African Journal of
Environmental Science and Technology

  • Abbreviation: Afr. J. Environ. Sci. Technol.
  • Language: English
  • ISSN: 1996-0786
  • DOI: 10.5897/AJEST
  • Start Year: 2007
  • Published Articles: 996

Full Length Research Paper

Assessment of the health impacts of WASH interventions in disaster-prone communities in three regions of Northern Ghana

Eugene Appiah-Effah
  • Eugene Appiah-Effah
  • Department of Civil Engineering, Kwame Nkrumah University of Science and Technology, Kumasi, Ghana.
  • Google Scholar
Gideon Sagoe
  • Gideon Sagoe
  • Sewerage Systems Ghana Ltd., P. O. Box GP 1630, Accra, Ghana.
  • Google Scholar
Kobina Mensah Afful
  • Kobina Mensah Afful
  • WASH Consultant, UNICEF, Ghana.
  • Google Scholar
Dwuodwo Yamoah-Antwi
  • Dwuodwo Yamoah-Antwi
  • Quality Assured Engineering Company Limited, Asutuare, Ghana.
  • Google Scholar

  •  Received: 03 December 2019
  •  Accepted: 07 July 2020
  •  Published: 30 September 2020

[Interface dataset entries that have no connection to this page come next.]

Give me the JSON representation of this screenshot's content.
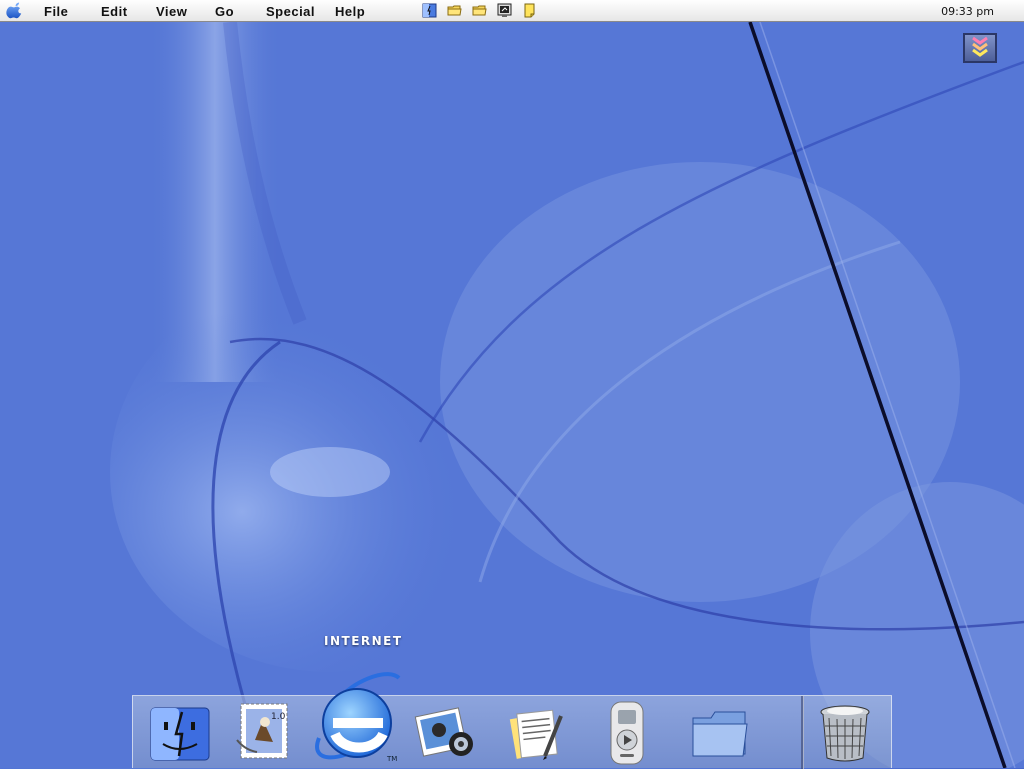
{
  "menubar": {
    "apple_icon": "apple-logo-icon",
    "items": [
      "File",
      "Edit",
      "View",
      "Go",
      "Special",
      "Help"
    ],
    "tray_icons": [
      "finder-face-icon",
      "folder-icon",
      "folder-icon",
      "monitor-icon",
      "note-icon"
    ],
    "clock": "09:33 pm"
  },
  "desktop": {
    "collapse_icon": "triple-chevron-down-icon"
  },
  "dock": {
    "hover_label": "INTERNET",
    "items": [
      {
        "name": "finder",
        "icon": "finder-icon"
      },
      {
        "name": "mail",
        "icon": "mail-stamp-icon",
        "stamp_text": "1.0"
      },
      {
        "name": "internet",
        "icon": "internet-explorer-icon",
        "tm": "TM"
      },
      {
        "name": "iphoto",
        "icon": "iphoto-icon"
      },
      {
        "name": "textedit",
        "icon": "document-pen-icon"
      },
      {
        "name": "media-player",
        "icon": "media-player-icon"
      },
      {
        "name": "documents-folder",
        "icon": "folder-icon"
      },
      {
        "name": "trash",
        "icon": "trash-icon"
      }
    ]
  },
  "colors": {
    "desktop": "#5b7fd9",
    "menubar": "#f0f0f0",
    "ie_blue": "#1a63d6"
  }
}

This study evaluated the health impacts of WASH interventions in 9 intervention communities against 9 control communities in disaster-prone areas in northern Ghana. We extracted community-specific data on patient-reported cases of WASH-related diseases from health facilities in the study areas. Also, we used key informant interviews and household questionnaires to seek information for validation. The impact was measured using the before-after study with concurrent control (BAC) method of Health Impact Evaluation in WASH interventions. The findings indicate a substantial increase in the number of WASH facilities across the intervention communities. However, some respondents complained of access to inadequate quantities and increase downtime of water systems when there is a breakdown. Access to improved sanitation facilities was still a challenge, although a steady increase in the number of household access to latrines was observed. We extracted about 2,315 reported cases of WASH-related diseases, comprising diarrhoea (83%), dysentery (8%), typhoid fever (7%) and intestinal worms (2%). Impacts on diarrhoea prevalence were generally lower than reported figures, and varied across the intervention communities, ranging from 0 to 7% reduction. We recommend that greater attention be given to the sustainability of the intervention to ensure service delivery, rather than as a one-time investment, to achieve more significant impacts.


Key words: Disaster-prone communities, WASH, sanitation, public health.